#### [Task description]
Copy the records that follow exactly as written, but not their pictures.

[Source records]
• • • • • • •
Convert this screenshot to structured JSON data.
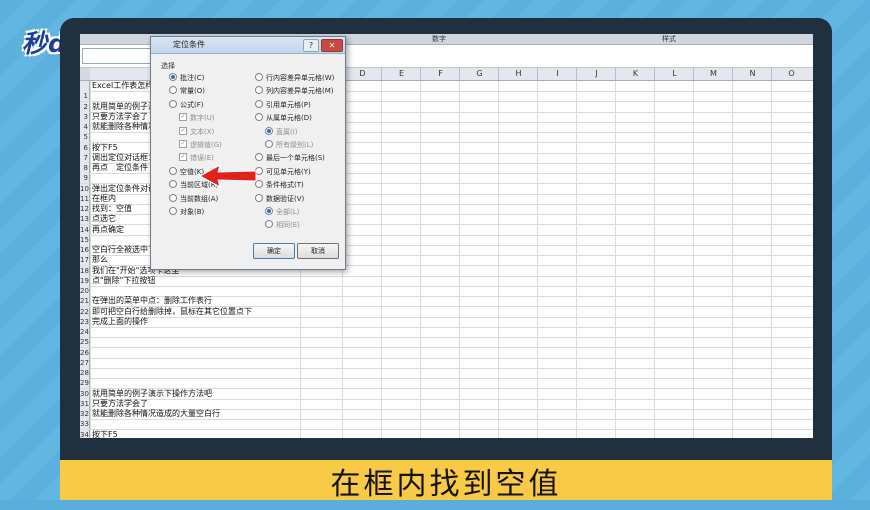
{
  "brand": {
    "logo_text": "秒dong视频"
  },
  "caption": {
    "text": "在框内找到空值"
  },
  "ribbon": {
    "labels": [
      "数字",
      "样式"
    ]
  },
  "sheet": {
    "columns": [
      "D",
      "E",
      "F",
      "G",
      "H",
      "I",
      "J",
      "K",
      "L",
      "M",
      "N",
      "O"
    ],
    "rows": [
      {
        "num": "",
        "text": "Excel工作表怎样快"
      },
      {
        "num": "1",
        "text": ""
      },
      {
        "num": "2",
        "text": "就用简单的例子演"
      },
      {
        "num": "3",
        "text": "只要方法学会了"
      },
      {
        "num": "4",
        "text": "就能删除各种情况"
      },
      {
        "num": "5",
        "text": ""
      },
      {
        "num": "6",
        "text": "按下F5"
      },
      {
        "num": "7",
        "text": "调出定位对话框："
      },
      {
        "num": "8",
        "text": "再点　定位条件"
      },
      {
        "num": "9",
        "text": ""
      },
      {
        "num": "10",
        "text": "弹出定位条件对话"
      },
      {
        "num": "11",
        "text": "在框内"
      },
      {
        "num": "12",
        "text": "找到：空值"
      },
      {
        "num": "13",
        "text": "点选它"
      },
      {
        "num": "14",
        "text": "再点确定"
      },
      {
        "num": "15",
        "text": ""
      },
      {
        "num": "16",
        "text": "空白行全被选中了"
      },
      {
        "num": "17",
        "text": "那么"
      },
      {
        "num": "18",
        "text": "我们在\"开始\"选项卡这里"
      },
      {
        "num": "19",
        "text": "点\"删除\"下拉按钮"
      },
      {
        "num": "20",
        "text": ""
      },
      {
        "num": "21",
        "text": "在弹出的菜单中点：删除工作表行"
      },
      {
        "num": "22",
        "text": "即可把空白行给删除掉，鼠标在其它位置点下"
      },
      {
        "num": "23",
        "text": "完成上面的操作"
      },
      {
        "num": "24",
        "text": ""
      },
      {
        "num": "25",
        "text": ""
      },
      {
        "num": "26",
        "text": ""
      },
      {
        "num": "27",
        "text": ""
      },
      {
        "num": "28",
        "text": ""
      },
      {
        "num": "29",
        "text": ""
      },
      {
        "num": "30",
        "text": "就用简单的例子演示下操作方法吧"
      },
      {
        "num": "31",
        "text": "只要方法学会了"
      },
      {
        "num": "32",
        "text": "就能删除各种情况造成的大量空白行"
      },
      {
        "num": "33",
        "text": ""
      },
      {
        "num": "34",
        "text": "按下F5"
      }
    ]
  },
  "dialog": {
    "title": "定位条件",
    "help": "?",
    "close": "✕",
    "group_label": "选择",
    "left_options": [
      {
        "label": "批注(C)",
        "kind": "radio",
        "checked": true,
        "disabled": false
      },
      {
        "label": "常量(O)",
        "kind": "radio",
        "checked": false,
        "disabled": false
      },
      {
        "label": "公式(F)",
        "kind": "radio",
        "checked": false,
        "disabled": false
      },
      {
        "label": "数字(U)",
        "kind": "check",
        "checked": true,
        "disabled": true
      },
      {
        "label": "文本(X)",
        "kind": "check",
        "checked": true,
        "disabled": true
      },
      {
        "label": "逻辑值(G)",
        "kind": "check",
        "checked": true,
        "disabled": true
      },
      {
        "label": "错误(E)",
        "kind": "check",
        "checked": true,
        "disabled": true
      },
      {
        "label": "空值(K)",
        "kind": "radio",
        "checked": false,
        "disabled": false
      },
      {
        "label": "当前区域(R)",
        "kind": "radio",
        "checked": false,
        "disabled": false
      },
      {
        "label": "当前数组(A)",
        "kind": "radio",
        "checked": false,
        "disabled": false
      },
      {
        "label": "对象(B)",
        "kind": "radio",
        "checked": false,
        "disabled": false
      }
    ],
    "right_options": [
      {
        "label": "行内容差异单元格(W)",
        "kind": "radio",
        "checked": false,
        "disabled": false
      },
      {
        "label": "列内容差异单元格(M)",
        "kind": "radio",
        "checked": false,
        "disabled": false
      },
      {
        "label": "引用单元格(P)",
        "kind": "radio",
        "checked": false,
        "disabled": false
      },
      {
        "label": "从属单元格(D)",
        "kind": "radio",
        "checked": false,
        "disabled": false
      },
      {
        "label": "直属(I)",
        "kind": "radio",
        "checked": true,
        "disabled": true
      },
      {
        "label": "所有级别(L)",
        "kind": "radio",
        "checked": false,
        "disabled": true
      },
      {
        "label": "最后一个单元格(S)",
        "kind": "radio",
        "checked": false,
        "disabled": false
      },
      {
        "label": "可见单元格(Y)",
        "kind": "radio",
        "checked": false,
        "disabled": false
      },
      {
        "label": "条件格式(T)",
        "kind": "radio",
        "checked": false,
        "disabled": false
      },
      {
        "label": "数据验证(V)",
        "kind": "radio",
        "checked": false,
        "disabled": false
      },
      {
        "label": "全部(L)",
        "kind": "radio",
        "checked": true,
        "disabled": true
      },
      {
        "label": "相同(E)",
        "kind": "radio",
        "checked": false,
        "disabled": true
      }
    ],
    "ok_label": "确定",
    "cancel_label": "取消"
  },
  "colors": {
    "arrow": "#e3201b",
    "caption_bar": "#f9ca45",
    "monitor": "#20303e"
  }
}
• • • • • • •
#### [Exercise output]
Convert this screenshot to structured JSON data.
{
  "brand": {
    "logo_text": "秒dong视频"
  },
  "caption": {
    "text": "在框内找到空值"
  },
  "ribbon": {
    "labels": [
      "数字",
      "样式"
    ]
  },
  "sheet": {
    "columns": [
      "D",
      "E",
      "F",
      "G",
      "H",
      "I",
      "J",
      "K",
      "L",
      "M",
      "N",
      "O"
    ],
    "rows": [
      {
        "num": "",
        "text": "Excel工作表怎样快"
      },
      {
        "num": "1",
        "text": ""
      },
      {
        "num": "2",
        "text": "就用简单的例子演"
      },
      {
        "num": "3",
        "text": "只要方法学会了"
      },
      {
        "num": "4",
        "text": "就能删除各种情况"
      },
      {
        "num": "5",
        "text": ""
      },
      {
        "num": "6",
        "text": "按下F5"
      },
      {
        "num": "7",
        "text": "调出定位对话框："
      },
      {
        "num": "8",
        "text": "再点　定位条件"
      },
      {
        "num": "9",
        "text": ""
      },
      {
        "num": "10",
        "text": "弹出定位条件对话"
      },
      {
        "num": "11",
        "text": "在框内"
      },
      {
        "num": "12",
        "text": "找到：空值"
      },
      {
        "num": "13",
        "text": "点选它"
      },
      {
        "num": "14",
        "text": "再点确定"
      },
      {
        "num": "15",
        "text": ""
      },
      {
        "num": "16",
        "text": "空白行全被选中了"
      },
      {
        "num": "17",
        "text": "那么"
      },
      {
        "num": "18",
        "text": "我们在\"开始\"选项卡这里"
      },
      {
        "num": "19",
        "text": "点\"删除\"下拉按钮"
      },
      {
        "num": "20",
        "text": ""
      },
      {
        "num": "21",
        "text": "在弹出的菜单中点：删除工作表行"
      },
      {
        "num": "22",
        "text": "即可把空白行给删除掉，鼠标在其它位置点下"
      },
      {
        "num": "23",
        "text": "完成上面的操作"
      },
      {
        "num": "24",
        "text": ""
      },
      {
        "num": "25",
        "text": ""
      },
      {
        "num": "26",
        "text": ""
      },
      {
        "num": "27",
        "text": ""
      },
      {
        "num": "28",
        "text": ""
      },
      {
        "num": "29",
        "text": ""
      },
      {
        "num": "30",
        "text": "就用简单的例子演示下操作方法吧"
      },
      {
        "num": "31",
        "text": "只要方法学会了"
      },
      {
        "num": "32",
        "text": "就能删除各种情况造成的大量空白行"
      },
      {
        "num": "33",
        "text": ""
      },
      {
        "num": "34",
        "text": "按下F5"
      }
    ]
  },
  "dialog": {
    "title": "定位条件",
    "help": "?",
    "close": "✕",
    "group_label": "选择",
    "left_options": [
      {
        "label": "批注(C)",
        "kind": "radio",
        "checked": true,
        "disabled": false
      },
      {
        "label": "常量(O)",
        "kind": "radio",
        "checked": false,
        "disabled": false
      },
      {
        "label": "公式(F)",
        "kind": "radio",
        "checked": false,
        "disabled": false
      },
      {
        "label": "数字(U)",
        "kind": "check",
        "checked": true,
        "disabled": true
      },
      {
        "label": "文本(X)",
        "kind": "check",
        "checked": true,
        "disabled": true
      },
      {
        "label": "逻辑值(G)",
        "kind": "check",
        "checked": true,
        "disabled": true
      },
      {
        "label": "错误(E)",
        "kind": "check",
        "checked": true,
        "disabled": true
      },
      {
        "label": "空值(K)",
        "kind": "radio",
        "checked": false,
        "disabled": false
      },
      {
        "label": "当前区域(R)",
        "kind": "radio",
        "checked": false,
        "disabled": false
      },
      {
        "label": "当前数组(A)",
        "kind": "radio",
        "checked": false,
        "disabled": false
      },
      {
        "label": "对象(B)",
        "kind": "radio",
        "checked": false,
        "disabled": false
      }
    ],
    "right_options": [
      {
        "label": "行内容差异单元格(W)",
        "kind": "radio",
        "checked": false,
        "disabled": false
      },
      {
        "label": "列内容差异单元格(M)",
        "kind": "radio",
        "checked": false,
        "disabled": false
      },
      {
        "label": "引用单元格(P)",
        "kind": "radio",
        "checked": false,
        "disabled": false
      },
      {
        "label": "从属单元格(D)",
        "kind": "radio",
        "checked": false,
        "disabled": false
      },
      {
        "label": "直属(I)",
        "kind": "radio",
        "checked": true,
        "disabled": true
      },
      {
        "label": "所有级别(L)",
        "kind": "radio",
        "checked": false,
        "disabled": true
      },
      {
        "label": "最后一个单元格(S)",
        "kind": "radio",
        "checked": false,
        "disabled": false
      },
      {
        "label": "可见单元格(Y)",
        "kind": "radio",
        "checked": false,
        "disabled": false
      },
      {
        "label": "条件格式(T)",
        "kind": "radio",
        "checked": false,
        "disabled": false
      },
      {
        "label": "数据验证(V)",
        "kind": "radio",
        "checked": false,
        "disabled": false
      },
      {
        "label": "全部(L)",
        "kind": "radio",
        "checked": true,
        "disabled": true
      },
      {
        "label": "相同(E)",
        "kind": "radio",
        "checked": false,
        "disabled": true
      }
    ],
    "ok_label": "确定",
    "cancel_label": "取消"
  },
  "colors": {
    "arrow": "#e3201b",
    "caption_bar": "#f9ca45",
    "monitor": "#20303e"
  }
}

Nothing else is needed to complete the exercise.